Ars's Ken has a good look at the options and wonders which might go first - the exclusive DRM or the exclusive iPod. Of course right now, as it's early days, nothing has to give. But if iTMS is a runaway success, one or the other will have to go.
His conclusion is surprising, but based on sound assumptions. Apple reports that its margins on iPod sales are "healthy" albeit below the margins on other hardware products. By contrast, Apple makes next to nothing on sales from the music store, as most of that 99 cents is swallowed up by the RIAA and the credit card companies. It's no reflection on Jobs' negotiating talents, but more a sign of how poorly the technology industry as a whole has played its hand, that these cartels have managed to force such a good deal for themselves.
So, Apple can enter the high volume music sales business or it can maintain its leadership position in the low volume, high margin premium playback device business.
Must it be either/or, you ask? Well, this is how Wall Street likes to think. Finance capitalists make their money from 'creating new markets', rather than being held accountable to the consequences of their actions (because we are reluctant to hold them to account for anything) and so the easiest way to create new markets is to slice up vertical businesses and make them horizontal. As we saw in the dot.com bubble, these free-marketeer shysters have typically taken the first train out of town by the time the shit hits the fan. So don't blame us, dear readers, we're simply following the twisted logic of Wall Street to guess how things might take shape.
And as we stressed earlier, Apple doesn't have to make a jump either way just yet. Cast your minds back to May, to the Microsoft /AOL-TW rapprochement. Time Warner (as it is now) agreed to license Microsoft's Internet Explorer components for another seven years, and in return Microsoft got an agreement that AOL would maybe, sort of, take a favorable look at Microsoft's media player and DRM technology.
The real deal

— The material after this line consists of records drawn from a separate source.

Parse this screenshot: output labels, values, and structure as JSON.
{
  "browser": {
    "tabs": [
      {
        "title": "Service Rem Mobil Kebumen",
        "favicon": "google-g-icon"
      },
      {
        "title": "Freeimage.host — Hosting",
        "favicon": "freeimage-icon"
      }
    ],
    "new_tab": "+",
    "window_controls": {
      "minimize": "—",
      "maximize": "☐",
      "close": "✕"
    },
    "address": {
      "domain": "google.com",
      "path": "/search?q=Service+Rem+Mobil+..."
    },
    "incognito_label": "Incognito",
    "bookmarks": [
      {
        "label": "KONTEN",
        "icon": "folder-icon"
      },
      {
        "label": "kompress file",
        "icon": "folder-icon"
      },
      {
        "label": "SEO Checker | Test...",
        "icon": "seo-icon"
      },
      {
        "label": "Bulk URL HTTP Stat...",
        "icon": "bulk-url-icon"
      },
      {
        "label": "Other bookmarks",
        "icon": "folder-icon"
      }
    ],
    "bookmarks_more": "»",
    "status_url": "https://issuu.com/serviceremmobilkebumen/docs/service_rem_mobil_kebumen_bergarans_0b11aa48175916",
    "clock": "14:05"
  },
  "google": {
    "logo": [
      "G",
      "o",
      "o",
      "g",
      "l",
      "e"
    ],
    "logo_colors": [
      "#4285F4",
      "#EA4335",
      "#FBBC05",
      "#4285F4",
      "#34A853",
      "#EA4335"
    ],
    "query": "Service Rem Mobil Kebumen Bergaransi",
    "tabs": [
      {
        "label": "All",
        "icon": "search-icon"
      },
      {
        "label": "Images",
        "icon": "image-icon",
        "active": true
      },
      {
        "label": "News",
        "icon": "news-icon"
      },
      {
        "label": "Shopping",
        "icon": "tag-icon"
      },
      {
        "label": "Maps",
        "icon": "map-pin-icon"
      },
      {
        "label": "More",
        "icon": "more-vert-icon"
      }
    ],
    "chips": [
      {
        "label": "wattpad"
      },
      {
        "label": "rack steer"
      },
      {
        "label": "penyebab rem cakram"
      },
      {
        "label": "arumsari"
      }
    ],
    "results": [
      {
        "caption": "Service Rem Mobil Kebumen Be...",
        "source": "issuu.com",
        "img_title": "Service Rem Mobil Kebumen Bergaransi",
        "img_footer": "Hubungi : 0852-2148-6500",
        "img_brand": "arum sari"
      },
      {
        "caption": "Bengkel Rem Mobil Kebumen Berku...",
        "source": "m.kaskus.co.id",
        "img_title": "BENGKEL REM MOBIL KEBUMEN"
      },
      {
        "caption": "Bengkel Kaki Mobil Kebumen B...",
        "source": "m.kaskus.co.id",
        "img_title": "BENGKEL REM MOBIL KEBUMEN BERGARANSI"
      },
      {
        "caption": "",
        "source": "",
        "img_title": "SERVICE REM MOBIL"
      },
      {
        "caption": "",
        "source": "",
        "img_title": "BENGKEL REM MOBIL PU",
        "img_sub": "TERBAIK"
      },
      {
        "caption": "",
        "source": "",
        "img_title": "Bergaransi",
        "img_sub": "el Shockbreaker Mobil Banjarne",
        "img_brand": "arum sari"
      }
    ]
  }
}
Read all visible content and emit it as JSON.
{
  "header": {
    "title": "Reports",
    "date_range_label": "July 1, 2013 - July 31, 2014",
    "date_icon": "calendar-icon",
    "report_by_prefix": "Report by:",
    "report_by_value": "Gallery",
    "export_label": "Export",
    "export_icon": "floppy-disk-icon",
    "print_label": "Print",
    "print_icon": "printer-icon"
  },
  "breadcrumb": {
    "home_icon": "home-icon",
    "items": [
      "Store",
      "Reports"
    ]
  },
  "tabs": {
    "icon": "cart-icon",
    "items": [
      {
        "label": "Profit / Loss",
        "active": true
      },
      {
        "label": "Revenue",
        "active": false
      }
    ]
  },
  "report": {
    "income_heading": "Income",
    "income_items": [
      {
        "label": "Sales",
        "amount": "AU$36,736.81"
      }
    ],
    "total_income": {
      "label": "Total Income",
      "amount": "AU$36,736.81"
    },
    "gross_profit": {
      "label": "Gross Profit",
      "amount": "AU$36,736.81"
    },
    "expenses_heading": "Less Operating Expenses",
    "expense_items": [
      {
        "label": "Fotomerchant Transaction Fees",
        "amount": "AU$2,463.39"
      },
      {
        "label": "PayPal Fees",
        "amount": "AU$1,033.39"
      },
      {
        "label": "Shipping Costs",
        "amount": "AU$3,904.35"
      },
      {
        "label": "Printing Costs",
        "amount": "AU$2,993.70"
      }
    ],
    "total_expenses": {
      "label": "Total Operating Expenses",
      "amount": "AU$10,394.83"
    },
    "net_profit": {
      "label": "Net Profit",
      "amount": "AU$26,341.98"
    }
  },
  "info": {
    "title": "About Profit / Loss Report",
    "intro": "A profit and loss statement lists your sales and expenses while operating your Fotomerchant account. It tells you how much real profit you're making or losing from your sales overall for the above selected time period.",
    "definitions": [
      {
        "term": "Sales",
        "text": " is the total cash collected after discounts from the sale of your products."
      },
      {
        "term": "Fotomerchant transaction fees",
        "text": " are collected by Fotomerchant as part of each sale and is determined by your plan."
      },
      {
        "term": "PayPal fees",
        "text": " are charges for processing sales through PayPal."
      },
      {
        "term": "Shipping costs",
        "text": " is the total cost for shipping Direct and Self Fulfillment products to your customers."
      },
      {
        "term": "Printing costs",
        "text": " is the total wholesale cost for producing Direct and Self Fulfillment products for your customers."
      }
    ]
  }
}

At the time, Bill Gates boasted that the deal was "the most comprehensive media licence we've done". Well, hidden in last week's announcements from Apple was a deal with Time Warner that sees all of AOL's customers get one-click access to the Apple music store. By implication, as we've explained, that means they get access to Apple's DRM, and if they want to take their music with them (CD-burning loopholes aside), they might like to think about buying an Apple playback device, too.
That's a killer deal for Apple, one which suggests that it doesn't have to make the choice between its prime assets just yet. When the game of musical chairs has stopped, though, who knows where it will pan out?
For Microsoft, too, faces a pretty blunt choice: it can proselytize choice all day, but it needs to have (and forgive us for throwing the IT industry's most meaningless jargon back at you) an 'end to end' hardware platform, a strong brand that Joe User can recognize, and trust that works. And as we've seen in the phone business, today's horizontal Microsoft isn't particularly effective at persuading consumer hardware manufacturers to surrender their brand equity in favor of Microsoft's suck-it-and-see reference platforms. Can Microsoft learn to be a hardware designer? Does such a thing even exist in the sacred screeds of horizontal business model textbooks?
It's a delicious mess, and eventually, something's got to give. ®
[**] Microsoft® Word X for Mac® X (Service Release 1) does not appear to have the word 'competitive' in the default dictionary. Can readers report similar sightings?
[***] When we first uncovered the media sector's plans to put CPRM on hard drives (see FAQ and Full Coverage), we concluded no single company should ever be allowed to control both the content and the playback device.